TASK ITEM:
Write out all of the data again, precisely as it appears.

[DATASET EXCERPTS — start]

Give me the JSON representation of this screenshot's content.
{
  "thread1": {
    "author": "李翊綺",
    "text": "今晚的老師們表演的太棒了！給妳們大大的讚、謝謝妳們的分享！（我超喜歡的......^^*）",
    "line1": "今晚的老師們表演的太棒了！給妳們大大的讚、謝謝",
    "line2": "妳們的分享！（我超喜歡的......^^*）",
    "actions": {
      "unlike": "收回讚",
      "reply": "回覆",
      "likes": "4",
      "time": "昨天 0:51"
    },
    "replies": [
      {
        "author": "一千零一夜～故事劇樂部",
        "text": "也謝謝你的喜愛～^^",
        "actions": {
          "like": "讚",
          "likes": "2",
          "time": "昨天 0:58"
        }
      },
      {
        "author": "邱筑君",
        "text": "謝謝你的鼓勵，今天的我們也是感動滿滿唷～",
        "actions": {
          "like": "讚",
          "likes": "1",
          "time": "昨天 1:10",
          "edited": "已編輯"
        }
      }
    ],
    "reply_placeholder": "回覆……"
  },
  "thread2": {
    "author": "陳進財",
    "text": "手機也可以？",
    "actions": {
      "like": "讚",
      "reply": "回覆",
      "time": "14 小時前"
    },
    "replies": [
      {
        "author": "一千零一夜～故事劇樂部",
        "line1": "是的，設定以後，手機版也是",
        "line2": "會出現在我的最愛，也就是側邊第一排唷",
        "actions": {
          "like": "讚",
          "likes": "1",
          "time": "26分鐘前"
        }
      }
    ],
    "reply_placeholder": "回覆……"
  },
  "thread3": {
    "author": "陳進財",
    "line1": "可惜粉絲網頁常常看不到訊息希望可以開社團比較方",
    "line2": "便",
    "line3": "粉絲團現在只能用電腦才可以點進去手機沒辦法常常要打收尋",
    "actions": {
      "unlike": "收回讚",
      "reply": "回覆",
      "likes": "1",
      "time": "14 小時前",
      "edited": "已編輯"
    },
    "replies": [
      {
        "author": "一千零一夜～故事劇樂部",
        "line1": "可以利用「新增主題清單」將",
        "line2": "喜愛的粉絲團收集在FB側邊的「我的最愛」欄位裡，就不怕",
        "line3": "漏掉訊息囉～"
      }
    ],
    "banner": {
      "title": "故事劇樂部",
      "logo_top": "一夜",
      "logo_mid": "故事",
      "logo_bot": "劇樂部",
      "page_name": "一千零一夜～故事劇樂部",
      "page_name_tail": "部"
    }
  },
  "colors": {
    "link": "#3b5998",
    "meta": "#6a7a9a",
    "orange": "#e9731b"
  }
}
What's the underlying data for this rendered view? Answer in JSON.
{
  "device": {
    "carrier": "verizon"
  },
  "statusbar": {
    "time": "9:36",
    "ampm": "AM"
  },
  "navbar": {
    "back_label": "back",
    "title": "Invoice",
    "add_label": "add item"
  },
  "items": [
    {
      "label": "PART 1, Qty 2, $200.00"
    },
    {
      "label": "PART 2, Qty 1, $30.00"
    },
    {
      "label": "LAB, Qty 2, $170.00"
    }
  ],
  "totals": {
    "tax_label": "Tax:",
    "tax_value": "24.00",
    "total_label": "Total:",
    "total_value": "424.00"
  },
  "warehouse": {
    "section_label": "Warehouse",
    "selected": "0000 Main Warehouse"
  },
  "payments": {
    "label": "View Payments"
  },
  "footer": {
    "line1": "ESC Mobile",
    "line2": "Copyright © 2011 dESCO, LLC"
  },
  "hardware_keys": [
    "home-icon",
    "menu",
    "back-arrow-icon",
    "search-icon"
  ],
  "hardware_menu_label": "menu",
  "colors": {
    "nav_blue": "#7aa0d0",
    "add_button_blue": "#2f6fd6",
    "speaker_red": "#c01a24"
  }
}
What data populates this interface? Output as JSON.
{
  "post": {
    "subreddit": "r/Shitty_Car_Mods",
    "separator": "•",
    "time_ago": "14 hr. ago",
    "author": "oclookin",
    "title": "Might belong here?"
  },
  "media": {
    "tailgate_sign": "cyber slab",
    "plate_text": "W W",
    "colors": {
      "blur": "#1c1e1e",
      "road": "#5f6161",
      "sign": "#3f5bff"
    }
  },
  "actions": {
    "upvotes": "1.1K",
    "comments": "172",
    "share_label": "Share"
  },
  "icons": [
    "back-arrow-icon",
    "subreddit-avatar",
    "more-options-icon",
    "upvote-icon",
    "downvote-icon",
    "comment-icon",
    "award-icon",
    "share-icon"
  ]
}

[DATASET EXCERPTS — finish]

REPLY TO THE EXERCISE:
Give me the JSON representation of this screenshot's content.
{
  "thread1": {
    "author": "李翊綺",
    "text": "今晚的老師們表演的太棒了！給妳們大大的讚、謝謝妳們的分享！（我超喜歡的......^^*）",
    "line1": "今晚的老師們表演的太棒了！給妳們大大的讚、謝謝",
    "line2": "妳們的分享！（我超喜歡的......^^*）",
    "actions": {
      "unlike": "收回讚",
      "reply": "回覆",
      "likes": "4",
      "time": "昨天 0:51"
    },
    "replies": [
      {
        "author": "一千零一夜～故事劇樂部",
        "text": "也謝謝你的喜愛～^^",
        "actions": {
          "like": "讚",
          "likes": "2",
          "time": "昨天 0:58"
        }
      },
      {
        "author": "邱筑君",
        "text": "謝謝你的鼓勵，今天的我們也是感動滿滿唷～",
        "actions": {
          "like": "讚",
          "likes": "1",
          "time": "昨天 1:10",
          "edited": "已編輯"
        }
      }
    ],
    "reply_placeholder": "回覆……"
  },
  "thread2": {
    "author": "陳進財",
    "text": "手機也可以？",
    "actions": {
      "like": "讚",
      "reply": "回覆",
      "time": "14 小時前"
    },
    "replies": [
      {
        "author": "一千零一夜～故事劇樂部",
        "line1": "是的，設定以後，手機版也是",
        "line2": "會出現在我的最愛，也就是側邊第一排唷",
        "actions": {
          "like": "讚",
          "likes": "1",
          "time": "26分鐘前"
        }
      }
    ],
    "reply_placeholder": "回覆……"
  },
  "thread3": {
    "author": "陳進財",
    "line1": "可惜粉絲網頁常常看不到訊息希望可以開社團比較方",
    "line2": "便",
    "line3": "粉絲團現在只能用電腦才可以點進去手機沒辦法常常要打收尋",
    "actions": {
      "unlike": "收回讚",
      "reply": "回覆",
      "likes": "1",
      "time": "14 小時前",
      "edited": "已編輯"
    },
    "replies": [
      {
        "author": "一千零一夜～故事劇樂部",
        "line1": "可以利用「新增主題清單」將",
        "line2": "喜愛的粉絲團收集在FB側邊的「我的最愛」欄位裡，就不怕",
        "line3": "漏掉訊息囉～"
      }
    ],
    "banner": {
      "title": "故事劇樂部",
      "logo_top": "一夜",
      "logo_mid": "故事",
      "logo_bot": "劇樂部",
      "page_name": "一千零一夜～故事劇樂部",
      "page_name_tail": "部"
    }
  },
  "colors": {
    "link": "#3b5998",
    "meta": "#6a7a9a",
    "orange": "#e9731b"
  }
}
What's the underlying data for this rendered view? Answer in JSON.
{
  "device": {
    "carrier": "verizon"
  },
  "statusbar": {
    "time": "9:36",
    "ampm": "AM"
  },
  "navbar": {
    "back_label": "back",
    "title": "Invoice",
    "add_label": "add item"
  },
  "items": [
    {
      "label": "PART 1, Qty 2, $200.00"
    },
    {
      "label": "PART 2, Qty 1, $30.00"
    },
    {
      "label": "LAB, Qty 2, $170.00"
    }
  ],
  "totals": {
    "tax_label": "Tax:",
    "tax_value": "24.00",
    "total_label": "Total:",
    "total_value": "424.00"
  },
  "warehouse": {
    "section_label": "Warehouse",
    "selected": "0000 Main Warehouse"
  },
  "payments": {
    "label": "View Payments"
  },
  "footer": {
    "line1": "ESC Mobile",
    "line2": "Copyright © 2011 dESCO, LLC"
  },
  "hardware_keys": [
    "home-icon",
    "menu",
    "back-arrow-icon",
    "search-icon"
  ],
  "hardware_menu_label": "menu",
  "colors": {
    "nav_blue": "#7aa0d0",
    "add_button_blue": "#2f6fd6",
    "speaker_red": "#c01a24"
  }
}
What data populates this interface? Output as JSON.
{
  "post": {
    "subreddit": "r/Shitty_Car_Mods",
    "separator": "•",
    "time_ago": "14 hr. ago",
    "author": "oclookin",
    "title": "Might belong here?"
  },
  "media": {
    "tailgate_sign": "cyber slab",
    "plate_text": "W W",
    "colors": {
      "blur": "#1c1e1e",
      "road": "#5f6161",
      "sign": "#3f5bff"
    }
  },
  "actions": {
    "upvotes": "1.1K",
    "comments": "172",
    "share_label": "Share"
  },
  "icons": [
    "back-arrow-icon",
    "subreddit-avatar",
    "more-options-icon",
    "upvote-icon",
    "downvote-icon",
    "comment-icon",
    "award-icon",
    "share-icon"
  ]
}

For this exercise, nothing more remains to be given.